Guided by mediation’s fundamental principles of neutrality and confidentiality, voluntariness and empowerment, the mediator creates a safe space, generally with some ground rules, in which parties are encouraged to speak openly. Meeting jointly with both parties, the mediator utilizes various skills and techniques to help break through positional barriers and guide the parties forward to resolution.
As most mediators agree, it’s never just about the money. Whether the parties have their legal counsel present is up to them; however, it is the parties themselves who “own” the mediation process, not the attorneys. Unlike in arbitration, another form of alternative dispute resolution, the mediator acts neither as judge nor decision-maker.

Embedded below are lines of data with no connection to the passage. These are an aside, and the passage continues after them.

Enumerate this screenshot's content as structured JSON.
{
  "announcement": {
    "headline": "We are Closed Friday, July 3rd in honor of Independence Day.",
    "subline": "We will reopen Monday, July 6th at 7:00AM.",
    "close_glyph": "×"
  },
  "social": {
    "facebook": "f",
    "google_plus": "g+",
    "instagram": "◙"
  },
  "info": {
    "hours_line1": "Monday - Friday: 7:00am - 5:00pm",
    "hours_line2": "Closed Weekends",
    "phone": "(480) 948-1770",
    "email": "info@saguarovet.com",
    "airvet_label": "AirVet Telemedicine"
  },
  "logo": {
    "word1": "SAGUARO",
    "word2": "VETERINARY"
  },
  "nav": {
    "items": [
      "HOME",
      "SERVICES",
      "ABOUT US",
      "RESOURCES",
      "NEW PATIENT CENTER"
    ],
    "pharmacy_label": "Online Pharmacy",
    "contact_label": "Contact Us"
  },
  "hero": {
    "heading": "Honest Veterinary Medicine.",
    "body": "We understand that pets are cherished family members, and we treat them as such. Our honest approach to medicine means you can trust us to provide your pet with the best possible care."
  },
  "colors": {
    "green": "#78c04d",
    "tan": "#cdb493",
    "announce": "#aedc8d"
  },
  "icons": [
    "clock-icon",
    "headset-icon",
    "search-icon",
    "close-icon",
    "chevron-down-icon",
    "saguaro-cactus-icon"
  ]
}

A mediator also can help the parties navigate factors such as power asymmetries and cultural differences. As parties move closer to settlement, or perhaps in the event that both parties are found to be obstinately embedded in their positions, a mediator might decide to pause the joint mediation and meet separately with each party.
These separate meetings are known as caucuses and everything said in these meetings is also confidential, unless the mediator’s authorized to share what was discussed. In caucus, mediators frequently act as agents of reality, helping the parties assess risk and the strengths and weaknesses of their case. Because mediation is voluntary, parties can terminate the process at any time. And because mediation is governed by strict confidentiality, mediators cannot even be subpoenaed to testify should mediation be terminated before settlement is reached and a case eventually end up in court.
Some perhaps might find it incomprehensible to imagine even sitting down at a mediation table with an adversary whose diametrically opposed positions and inflexibility have previously prevented them from resolving their dispute. Not only can mediation work, I have experienced discernible moments when the energy in the room shifts, where tensions and hostilities palpably begin to dissipate as parties move forward onto a path to settling their differences.
Types of mediation other than the more traditional “facilitative” style are the “evaluative,” whereby a mediator can express an opinion and may even propose a basis for settlement; “transformative” mediation, more focused on the relationship; and the “mandatory” initial mediation as ordered by some courts.
Many people today are more familiar with mediation in terms of divorce, unions and international conflict; however, the applicability of mediation is far-reaching. Whether a dispute involves co-ops, condos, neighbors, corporations, small businesses, partnerships, employees – the list goes on and on – all can avail themselves of the significant and diverse cost-saving benefits of mediation. Conflict’s a part of life; but, that doesn’t mean it needs to drain the life out of us.
Mallory J. Stevens is a divorce and commercial mediator and conflict resolution consultant in private practice in NYC. She’s an ex-international banker and also mediates in Spanish and Portuguese.
Article published in the July 2016 issue of The Cooperator, the Co-op & Condo Monthly)